For Immediate Release - July 07, 2010

Visit Massachusetts "Pick-Your-Own" Farms this Summer

BOSTON - Wednesday, July 7, 2010 - Agricultural officials are encouraging residents to take advantage of the abundant array of fruits, vegetables, and flowers to be found at Pick-Your-Own farms located across the Commonwealth. These farms offer great day trips for families looking for not only an enjoyable outing together but also a great source of fresh, locally grown products.

"As more and more people become interested in where there food is grown, Pick-Your-Own farms offer a great opportunity for families to experience what locally grown is all about," said DAR Commissioner Scott Soares. "It doesn't get any fresher or better on the dinner table than food you've picked straight from the vine."

This year brought an early spring to the Bay State and many people are already freezing their freshly picked strawberries that came in about a week earlier than usual. Other berries that are now perfect for picking are raspberries and blueberries. Berries are rich in Vitamin C and can be eaten raw or used in baking recipes.

"Due to the record warmth in April, we may be out of strawberries but we'll have blueberries ready mid-July," said Massachusetts Fruit Growers Association President Mark Parlee.

Peppers, peas, radishes, and other greens are also ripe and ready by mid-July.

And don't forget flowers. Many farms have a wide selection of flowers in the fields where visitors can create their own personalized bouquets.

At DAR's MassGrown & Fresher website, residents and visitors are just a click away from easily finding Pick-Your-Own farms offering vine fresh fruits, vegetables, and more. There are currently 266 PYO farms available for viewing at MassGrown & Fresher's interactive "Agri"-Google map. Check out the map at http://www.mass.gov/agr/massgrown/map.htm .

Find out what crops are in season http://www.mass.gov/agr/massgrown/images/availability_chart.jpg .

DAR's mission is to ensure the long-term viability of local agriculture in Massachusetts. Through its four divisions - Agricultural Development, Animal Health, Crop and Pest Services, and Technical Assistance - DAR strives to support, regulate and enhance the Commonwealth's agricultural community, working to promote economically and environmentally sound food safety and animal health measures, and fulfill agriculture's role in energy conservation and production.

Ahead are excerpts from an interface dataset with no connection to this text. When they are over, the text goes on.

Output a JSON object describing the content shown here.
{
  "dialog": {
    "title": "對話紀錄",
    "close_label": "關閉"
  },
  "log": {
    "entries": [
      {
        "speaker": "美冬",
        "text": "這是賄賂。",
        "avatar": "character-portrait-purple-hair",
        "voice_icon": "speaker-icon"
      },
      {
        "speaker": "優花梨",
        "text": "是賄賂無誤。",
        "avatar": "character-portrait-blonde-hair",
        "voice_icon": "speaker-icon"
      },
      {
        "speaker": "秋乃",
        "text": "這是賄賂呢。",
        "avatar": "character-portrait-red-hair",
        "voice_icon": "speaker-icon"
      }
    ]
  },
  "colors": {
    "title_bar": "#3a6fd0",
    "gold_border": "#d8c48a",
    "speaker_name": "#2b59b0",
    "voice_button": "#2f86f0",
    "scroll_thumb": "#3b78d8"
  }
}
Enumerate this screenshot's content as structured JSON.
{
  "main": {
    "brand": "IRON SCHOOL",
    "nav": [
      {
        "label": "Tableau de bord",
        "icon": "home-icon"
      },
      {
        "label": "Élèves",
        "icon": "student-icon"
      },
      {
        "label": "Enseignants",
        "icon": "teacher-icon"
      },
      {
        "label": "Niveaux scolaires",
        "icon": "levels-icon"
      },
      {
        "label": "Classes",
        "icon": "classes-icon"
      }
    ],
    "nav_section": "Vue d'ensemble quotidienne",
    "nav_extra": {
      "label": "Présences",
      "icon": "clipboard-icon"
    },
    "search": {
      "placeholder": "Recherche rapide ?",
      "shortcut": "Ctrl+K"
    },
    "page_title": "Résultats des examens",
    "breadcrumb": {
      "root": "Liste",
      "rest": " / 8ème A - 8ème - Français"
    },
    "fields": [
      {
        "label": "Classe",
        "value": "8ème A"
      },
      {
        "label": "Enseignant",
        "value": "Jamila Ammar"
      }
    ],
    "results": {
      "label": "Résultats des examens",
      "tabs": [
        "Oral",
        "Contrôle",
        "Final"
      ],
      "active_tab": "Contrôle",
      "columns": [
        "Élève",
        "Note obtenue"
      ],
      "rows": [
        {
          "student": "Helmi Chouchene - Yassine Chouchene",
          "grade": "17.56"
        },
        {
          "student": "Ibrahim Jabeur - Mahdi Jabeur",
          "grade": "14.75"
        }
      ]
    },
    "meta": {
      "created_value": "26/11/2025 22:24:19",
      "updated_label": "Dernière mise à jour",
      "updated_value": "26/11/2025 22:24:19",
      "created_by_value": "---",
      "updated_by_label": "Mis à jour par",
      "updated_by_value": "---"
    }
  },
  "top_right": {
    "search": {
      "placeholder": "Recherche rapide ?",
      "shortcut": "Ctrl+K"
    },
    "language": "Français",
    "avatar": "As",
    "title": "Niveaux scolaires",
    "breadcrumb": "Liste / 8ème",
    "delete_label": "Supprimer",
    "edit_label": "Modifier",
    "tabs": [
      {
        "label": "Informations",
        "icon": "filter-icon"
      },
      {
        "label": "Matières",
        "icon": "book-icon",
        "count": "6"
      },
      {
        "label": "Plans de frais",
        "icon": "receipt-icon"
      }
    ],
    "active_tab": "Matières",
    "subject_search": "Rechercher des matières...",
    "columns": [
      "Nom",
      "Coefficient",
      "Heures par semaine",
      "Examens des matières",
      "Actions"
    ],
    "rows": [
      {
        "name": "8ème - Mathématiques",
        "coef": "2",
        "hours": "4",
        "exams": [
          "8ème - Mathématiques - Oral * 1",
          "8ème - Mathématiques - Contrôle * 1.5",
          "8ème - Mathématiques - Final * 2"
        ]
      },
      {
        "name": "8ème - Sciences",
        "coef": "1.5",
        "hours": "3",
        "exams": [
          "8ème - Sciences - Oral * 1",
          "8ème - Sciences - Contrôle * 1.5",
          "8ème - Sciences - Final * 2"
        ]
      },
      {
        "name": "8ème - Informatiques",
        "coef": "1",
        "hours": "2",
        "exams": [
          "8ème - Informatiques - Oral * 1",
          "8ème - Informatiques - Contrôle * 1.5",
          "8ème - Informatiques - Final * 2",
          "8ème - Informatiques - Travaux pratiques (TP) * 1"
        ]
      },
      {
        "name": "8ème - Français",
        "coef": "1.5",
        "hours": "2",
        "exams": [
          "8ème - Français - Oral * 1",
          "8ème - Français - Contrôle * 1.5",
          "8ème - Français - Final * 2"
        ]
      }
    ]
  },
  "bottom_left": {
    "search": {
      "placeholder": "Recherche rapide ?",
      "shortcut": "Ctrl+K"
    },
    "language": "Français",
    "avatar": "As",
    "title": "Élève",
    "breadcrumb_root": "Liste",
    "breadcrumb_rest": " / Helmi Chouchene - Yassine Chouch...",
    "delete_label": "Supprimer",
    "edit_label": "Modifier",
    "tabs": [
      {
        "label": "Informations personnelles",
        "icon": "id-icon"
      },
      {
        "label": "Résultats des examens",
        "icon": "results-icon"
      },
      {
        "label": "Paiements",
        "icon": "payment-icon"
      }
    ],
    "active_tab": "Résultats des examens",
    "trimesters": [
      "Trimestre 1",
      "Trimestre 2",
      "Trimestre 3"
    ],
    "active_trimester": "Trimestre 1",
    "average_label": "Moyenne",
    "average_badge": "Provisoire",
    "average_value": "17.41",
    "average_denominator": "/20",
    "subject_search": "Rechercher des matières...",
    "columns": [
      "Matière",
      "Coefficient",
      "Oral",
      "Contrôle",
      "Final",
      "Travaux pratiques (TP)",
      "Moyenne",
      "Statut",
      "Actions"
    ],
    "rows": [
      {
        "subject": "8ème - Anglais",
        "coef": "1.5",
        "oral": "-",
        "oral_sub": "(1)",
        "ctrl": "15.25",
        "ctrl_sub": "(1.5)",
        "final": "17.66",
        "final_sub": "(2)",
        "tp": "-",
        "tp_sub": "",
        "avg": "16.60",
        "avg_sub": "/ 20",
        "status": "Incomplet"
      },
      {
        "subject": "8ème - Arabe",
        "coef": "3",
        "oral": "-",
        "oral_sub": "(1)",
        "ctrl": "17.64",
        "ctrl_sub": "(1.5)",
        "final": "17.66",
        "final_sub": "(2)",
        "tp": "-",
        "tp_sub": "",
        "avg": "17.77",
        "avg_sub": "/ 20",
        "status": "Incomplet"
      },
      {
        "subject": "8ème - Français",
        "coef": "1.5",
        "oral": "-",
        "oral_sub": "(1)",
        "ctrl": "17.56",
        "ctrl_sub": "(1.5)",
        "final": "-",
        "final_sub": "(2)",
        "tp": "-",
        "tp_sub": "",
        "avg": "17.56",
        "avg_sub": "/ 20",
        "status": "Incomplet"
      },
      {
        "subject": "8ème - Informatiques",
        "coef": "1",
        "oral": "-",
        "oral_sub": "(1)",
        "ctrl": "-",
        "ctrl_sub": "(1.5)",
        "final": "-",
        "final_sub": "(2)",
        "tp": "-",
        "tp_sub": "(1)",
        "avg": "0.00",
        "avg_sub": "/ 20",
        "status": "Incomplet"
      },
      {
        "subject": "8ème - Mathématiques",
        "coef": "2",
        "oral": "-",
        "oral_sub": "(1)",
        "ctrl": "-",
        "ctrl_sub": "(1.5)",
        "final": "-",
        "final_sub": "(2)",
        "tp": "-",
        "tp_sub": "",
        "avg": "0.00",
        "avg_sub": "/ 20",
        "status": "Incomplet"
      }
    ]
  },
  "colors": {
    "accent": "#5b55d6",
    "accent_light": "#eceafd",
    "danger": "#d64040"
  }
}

For more information, visit DAR's website at www.mass.gov/agr, and/or follow us at http://twitter.com/MDARCommish. For your gateway to locally grown products, specialty foods, and fun ag-tivities go to www.mass.gov/massgrown.